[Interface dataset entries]

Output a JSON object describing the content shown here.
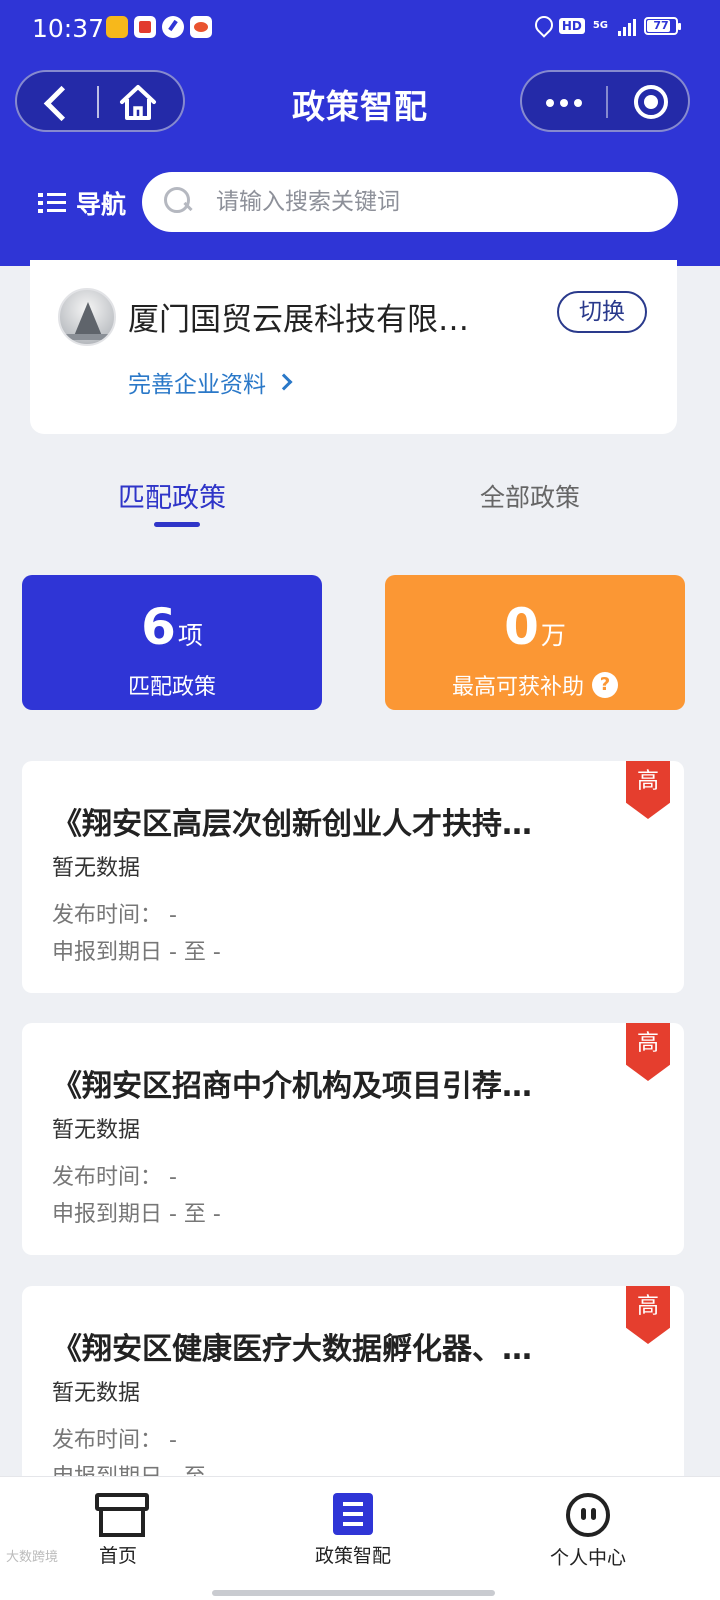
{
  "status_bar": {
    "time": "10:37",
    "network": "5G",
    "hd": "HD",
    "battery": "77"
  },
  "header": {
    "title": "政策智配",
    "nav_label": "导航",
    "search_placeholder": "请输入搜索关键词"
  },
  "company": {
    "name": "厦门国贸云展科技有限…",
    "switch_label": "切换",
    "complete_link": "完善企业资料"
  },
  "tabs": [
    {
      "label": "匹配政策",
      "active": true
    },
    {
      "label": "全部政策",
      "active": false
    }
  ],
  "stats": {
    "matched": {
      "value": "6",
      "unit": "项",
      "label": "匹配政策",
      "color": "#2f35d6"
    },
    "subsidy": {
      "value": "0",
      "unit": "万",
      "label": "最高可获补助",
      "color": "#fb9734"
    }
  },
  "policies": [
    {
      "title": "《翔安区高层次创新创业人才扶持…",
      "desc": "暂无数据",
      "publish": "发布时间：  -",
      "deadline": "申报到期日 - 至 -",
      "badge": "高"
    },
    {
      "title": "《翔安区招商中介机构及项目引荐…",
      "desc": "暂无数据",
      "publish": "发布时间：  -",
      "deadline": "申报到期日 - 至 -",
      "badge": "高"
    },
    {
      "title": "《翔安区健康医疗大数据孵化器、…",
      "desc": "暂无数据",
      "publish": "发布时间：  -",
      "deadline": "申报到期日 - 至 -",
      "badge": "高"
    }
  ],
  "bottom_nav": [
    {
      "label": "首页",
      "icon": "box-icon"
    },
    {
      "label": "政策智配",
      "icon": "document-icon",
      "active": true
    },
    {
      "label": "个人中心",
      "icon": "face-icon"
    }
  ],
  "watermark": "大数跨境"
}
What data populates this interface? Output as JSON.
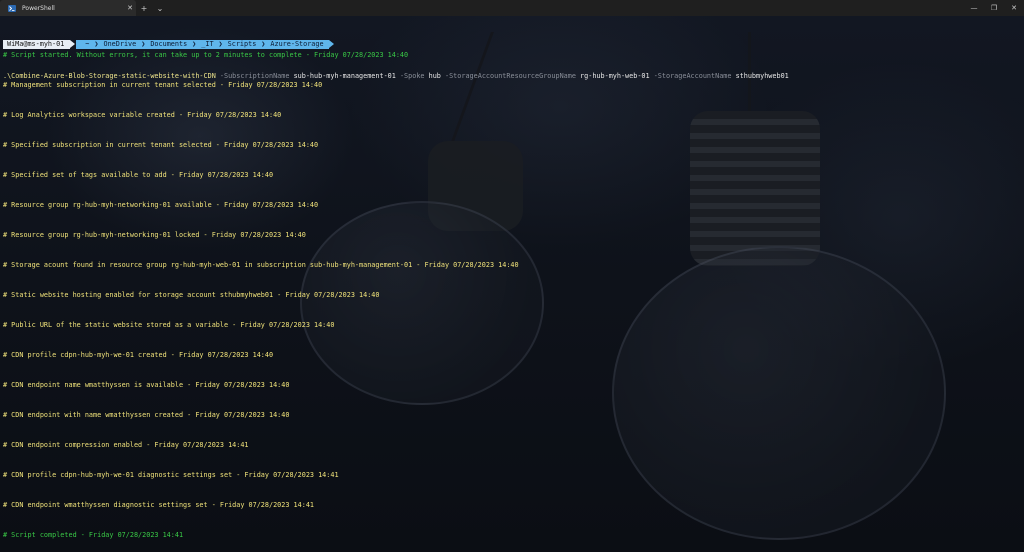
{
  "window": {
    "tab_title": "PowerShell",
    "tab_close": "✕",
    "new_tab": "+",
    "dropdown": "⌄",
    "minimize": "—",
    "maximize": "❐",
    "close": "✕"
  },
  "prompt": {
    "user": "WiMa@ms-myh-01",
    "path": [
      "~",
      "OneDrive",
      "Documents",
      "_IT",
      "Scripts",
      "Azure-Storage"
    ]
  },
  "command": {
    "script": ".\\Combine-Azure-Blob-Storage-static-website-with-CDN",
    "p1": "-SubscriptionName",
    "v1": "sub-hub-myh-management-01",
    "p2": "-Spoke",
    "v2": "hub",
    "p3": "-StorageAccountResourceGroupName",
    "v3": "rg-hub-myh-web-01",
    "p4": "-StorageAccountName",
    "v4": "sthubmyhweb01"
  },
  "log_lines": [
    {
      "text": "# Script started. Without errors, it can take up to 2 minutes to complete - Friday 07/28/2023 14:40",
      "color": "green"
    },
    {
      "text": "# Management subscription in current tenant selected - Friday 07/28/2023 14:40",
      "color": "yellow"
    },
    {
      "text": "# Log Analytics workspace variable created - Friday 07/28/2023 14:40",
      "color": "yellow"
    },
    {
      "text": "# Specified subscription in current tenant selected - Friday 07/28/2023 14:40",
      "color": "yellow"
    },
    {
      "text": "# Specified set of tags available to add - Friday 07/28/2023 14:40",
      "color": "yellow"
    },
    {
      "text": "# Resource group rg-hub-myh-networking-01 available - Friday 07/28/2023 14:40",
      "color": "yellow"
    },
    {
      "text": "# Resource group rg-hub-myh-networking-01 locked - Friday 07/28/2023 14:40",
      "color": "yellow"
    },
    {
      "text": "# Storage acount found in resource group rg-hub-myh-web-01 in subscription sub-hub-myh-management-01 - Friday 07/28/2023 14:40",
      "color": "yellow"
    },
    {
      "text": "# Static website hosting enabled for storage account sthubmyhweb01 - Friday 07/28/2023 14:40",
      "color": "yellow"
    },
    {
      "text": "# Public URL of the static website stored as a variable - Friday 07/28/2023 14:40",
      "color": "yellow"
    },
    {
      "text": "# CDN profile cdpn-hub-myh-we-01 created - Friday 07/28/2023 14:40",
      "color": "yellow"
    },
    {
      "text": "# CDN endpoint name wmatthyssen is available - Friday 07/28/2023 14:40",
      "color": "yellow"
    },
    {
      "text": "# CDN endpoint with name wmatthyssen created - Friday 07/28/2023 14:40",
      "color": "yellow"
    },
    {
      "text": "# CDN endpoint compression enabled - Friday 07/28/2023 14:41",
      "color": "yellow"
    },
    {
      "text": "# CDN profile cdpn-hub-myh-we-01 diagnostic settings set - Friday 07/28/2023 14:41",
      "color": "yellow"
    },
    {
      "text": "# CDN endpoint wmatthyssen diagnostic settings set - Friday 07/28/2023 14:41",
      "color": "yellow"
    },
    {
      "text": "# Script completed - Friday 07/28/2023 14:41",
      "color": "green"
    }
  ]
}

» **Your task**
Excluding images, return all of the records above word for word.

» **Task response**
Output a JSON object describing the content shown here.
{
  "status_bar": {
    "time": "10:37",
    "network": "5G",
    "hd": "HD",
    "battery": "77"
  },
  "header": {
    "title": "政策智配",
    "nav_label": "导航",
    "search_placeholder": "请输入搜索关键词"
  },
  "company": {
    "name": "厦门国贸云展科技有限…",
    "switch_label": "切换",
    "complete_link": "完善企业资料"
  },
  "tabs": [
    {
      "label": "匹配政策",
      "active": true
    },
    {
      "label": "全部政策",
      "active": false
    }
  ],
  "stats": {
    "matched": {
      "value": "6",
      "unit": "项",
      "label": "匹配政策",
      "color": "#2f35d6"
    },
    "subsidy": {
      "value": "0",
      "unit": "万",
      "label": "最高可获补助",
      "color": "#fb9734"
    }
  },
  "policies": [
    {
      "title": "《翔安区高层次创新创业人才扶持…",
      "desc": "暂无数据",
      "publish": "发布时间：  -",
      "deadline": "申报到期日 - 至 -",
      "badge": "高"
    },
    {
      "title": "《翔安区招商中介机构及项目引荐…",
      "desc": "暂无数据",
      "publish": "发布时间：  -",
      "deadline": "申报到期日 - 至 -",
      "badge": "高"
    },
    {
      "title": "《翔安区健康医疗大数据孵化器、…",
      "desc": "暂无数据",
      "publish": "发布时间：  -",
      "deadline": "申报到期日 - 至 -",
      "badge": "高"
    }
  ],
  "bottom_nav": [
    {
      "label": "首页",
      "icon": "box-icon"
    },
    {
      "label": "政策智配",
      "icon": "document-icon",
      "active": true
    },
    {
      "label": "个人中心",
      "icon": "face-icon"
    }
  ],
  "watermark": "大数跨境"
}
What data populates this interface? Output as JSON.
{
  "window": {
    "tab_title": "PowerShell",
    "tab_close": "✕",
    "new_tab": "+",
    "dropdown": "⌄",
    "minimize": "—",
    "maximize": "❐",
    "close": "✕"
  },
  "prompt": {
    "user": "WiMa@ms-myh-01",
    "path": [
      "~",
      "OneDrive",
      "Documents",
      "_IT",
      "Scripts",
      "Azure-Storage"
    ]
  },
  "command": {
    "script": ".\\Combine-Azure-Blob-Storage-static-website-with-CDN",
    "p1": "-SubscriptionName",
    "v1": "sub-hub-myh-management-01",
    "p2": "-Spoke",
    "v2": "hub",
    "p3": "-StorageAccountResourceGroupName",
    "v3": "rg-hub-myh-web-01",
    "p4": "-StorageAccountName",
    "v4": "sthubmyhweb01"
  },
  "log_lines": [
    {
      "text": "# Script started. Without errors, it can take up to 2 minutes to complete - Friday 07/28/2023 14:40",
      "color": "green"
    },
    {
      "text": "# Management subscription in current tenant selected - Friday 07/28/2023 14:40",
      "color": "yellow"
    },
    {
      "text": "# Log Analytics workspace variable created - Friday 07/28/2023 14:40",
      "color": "yellow"
    },
    {
      "text": "# Specified subscription in current tenant selected - Friday 07/28/2023 14:40",
      "color": "yellow"
    },
    {
      "text": "# Specified set of tags available to add - Friday 07/28/2023 14:40",
      "color": "yellow"
    },
    {
      "text": "# Resource group rg-hub-myh-networking-01 available - Friday 07/28/2023 14:40",
      "color": "yellow"
    },
    {
      "text": "# Resource group rg-hub-myh-networking-01 locked - Friday 07/28/2023 14:40",
      "color": "yellow"
    },
    {
      "text": "# Storage acount found in resource group rg-hub-myh-web-01 in subscription sub-hub-myh-management-01 - Friday 07/28/2023 14:40",
      "color": "yellow"
    },
    {
      "text": "# Static website hosting enabled for storage account sthubmyhweb01 - Friday 07/28/2023 14:40",
      "color": "yellow"
    },
    {
      "text": "# Public URL of the static website stored as a variable - Friday 07/28/2023 14:40",
      "color": "yellow"
    },
    {
      "text": "# CDN profile cdpn-hub-myh-we-01 created - Friday 07/28/2023 14:40",
      "color": "yellow"
    },
    {
      "text": "# CDN endpoint name wmatthyssen is available - Friday 07/28/2023 14:40",
      "color": "yellow"
    },
    {
      "text": "# CDN endpoint with name wmatthyssen created - Friday 07/28/2023 14:40",
      "color": "yellow"
    },
    {
      "text": "# CDN endpoint compression enabled - Friday 07/28/2023 14:41",
      "color": "yellow"
    },
    {
      "text": "# CDN profile cdpn-hub-myh-we-01 diagnostic settings set - Friday 07/28/2023 14:41",
      "color": "yellow"
    },
    {
      "text": "# CDN endpoint wmatthyssen diagnostic settings set - Friday 07/28/2023 14:41",
      "color": "yellow"
    },
    {
      "text": "# Script completed - Friday 07/28/2023 14:41",
      "color": "green"
    }
  ]
}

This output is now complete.